Can technology solve the most important challenges in education?
The adoption of digital technology has resulted in many changes in education and learning, yet it is debatable whether technology has transformed education as many claim. The application of digital technology varies by community and socioeconomic level, by teacher willingness and preparedness, by education level and by country income. Except in the most technologically advanced countries, computers and devices are not used in classrooms on a large scale. Moreover, evidence is mixed on its impact. The short- and long-term costs of using digital technology appear to be significantly underestimated. The most disadvantaged are typically denied the opportunity to benefit.
In asking ‘A tool on whose terms?’, the Report shows that regulations for technology set outside of the education sector will not necessarily address education’s needs. It is released along with a #TechOnOurTerms campaign, calling for decisions about technology in education to prioritize learner needs after assessment of whether its application would be appropriate, equitable, evidence-based and sustainable. It provides a compass for policy makers to use when making these decisions.

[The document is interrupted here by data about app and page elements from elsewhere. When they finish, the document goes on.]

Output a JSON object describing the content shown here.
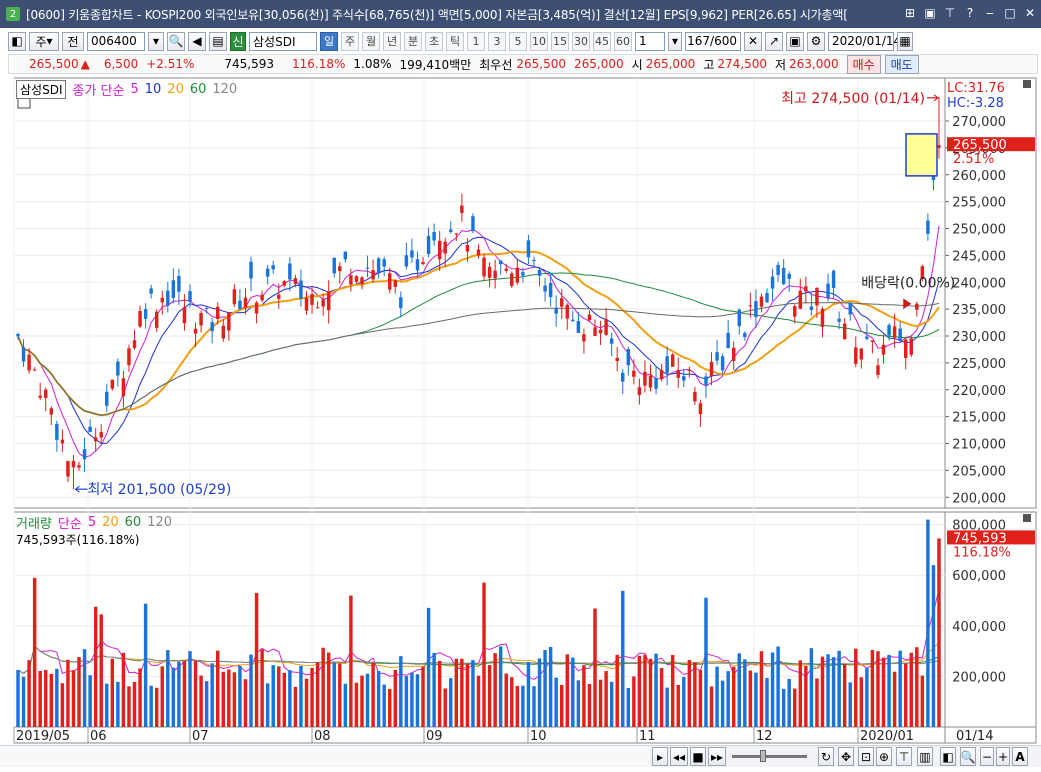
{
  "window": {
    "icon_label": "2",
    "title": "[0600] 키움종합차트 - KOSPI200 외국인보유[30,056(천)] 주식수[68,765(천)] 액면[5,000] 자본금[3,485(억)] 결산[12월] EPS[9,962] PER[26.65] 시가총액[",
    "controls": [
      "⊞",
      "▣",
      "⊤",
      "?",
      "‒",
      "□",
      "✕"
    ]
  },
  "toolbar": {
    "mode_label": "주",
    "prev_label": "전",
    "code": "006400",
    "market_badge": "신",
    "stock_name": "삼성SDI",
    "periods": [
      "일",
      "주",
      "월",
      "년",
      "분",
      "초",
      "틱"
    ],
    "active_period": "일",
    "numbers": [
      "1",
      "3",
      "5",
      "10",
      "15",
      "30",
      "45",
      "60"
    ],
    "unit_value": "1",
    "count": "167",
    "count_max": "/600",
    "date": "2020/01/14"
  },
  "quote": {
    "price": "265,500",
    "arrow": "▲",
    "change": "6,500",
    "change_pct": "+2.51%",
    "volume": "745,593",
    "volume_ratio": "116.18%",
    "turnover": "1.08%",
    "amount": "199,410백만",
    "best_label": "최우선",
    "best_ask": "265,500",
    "best_bid": "265,000",
    "open_label": "시",
    "open": "265,000",
    "high_label": "고",
    "high": "274,500",
    "low_label": "저",
    "low": "263,000",
    "buy_label": "매수",
    "sell_label": "매도"
  },
  "price_panel": {
    "legend_name": "삼성SDI",
    "legend_ma_label": "종가 단순",
    "ma_periods": [
      "5",
      "10",
      "20",
      "60",
      "120"
    ],
    "ma_colors": [
      "#d21ed2",
      "#1b2fd6",
      "#f0a010",
      "#1e8c3a",
      "#6a6a6a"
    ],
    "lc_label": "LC:31.76",
    "hc_label": "HC:-3.28",
    "high_annotation": "최고 274,500 (01/14)",
    "low_annotation": "최저 201,500 (05/29)",
    "dividend_annotation": "배당락(0.00%)",
    "price_tag": "265,500",
    "price_tag_pct": "2.51%",
    "y_ticks": [
      "270,000",
      "265,000",
      "260,000",
      "255,000",
      "250,000",
      "245,000",
      "240,000",
      "235,000",
      "230,000",
      "225,000",
      "220,000",
      "215,000",
      "210,000",
      "205,000",
      "200,000"
    ]
  },
  "volume_panel": {
    "legend_label": "거래량",
    "legend_ma_label": "단순",
    "ma_periods": [
      "5",
      "20",
      "60",
      "120"
    ],
    "value_text": "745,593주(116.18%)",
    "tag_value": "745,593",
    "tag_pct": "116.18%",
    "y_ticks": [
      "800,000",
      "600,000",
      "400,000",
      "200,000"
    ]
  },
  "x_axis": {
    "labels": [
      "2019/05",
      "06",
      "07",
      "08",
      "09",
      "10",
      "11",
      "12",
      "2020/01"
    ],
    "cursor_label": "01/14"
  },
  "colors": {
    "up": "#e0201b",
    "down": "#1a73d9",
    "title_bg": "#3d4f73"
  },
  "chart_data": {
    "type": "candlestick",
    "period": "daily",
    "x_range": [
      "2019/05/14",
      "2020/01/14"
    ],
    "price_ylim": [
      198000,
      278000
    ],
    "volume_ylim": [
      0,
      850000
    ],
    "key_points": [
      {
        "label": "최고",
        "value": 274500,
        "date": "01/14"
      },
      {
        "label": "최저",
        "value": 201500,
        "date": "05/29"
      }
    ],
    "last": {
      "open": 265000,
      "high": 274500,
      "low": 263000,
      "close": 265500,
      "volume": 745593
    }
  }
}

The report underscores the importance of learning to live both with and without digital technology; to take what is needed from an abundance of information but ignore what is not necessary; to let technology support, but never supplant, the human connection on which teaching and learning are based. The focus should be on learning outcomes, not digital inputs. To help improve learning, digital technology should be not a substitute for but a complement to face-to-face interaction with teachers.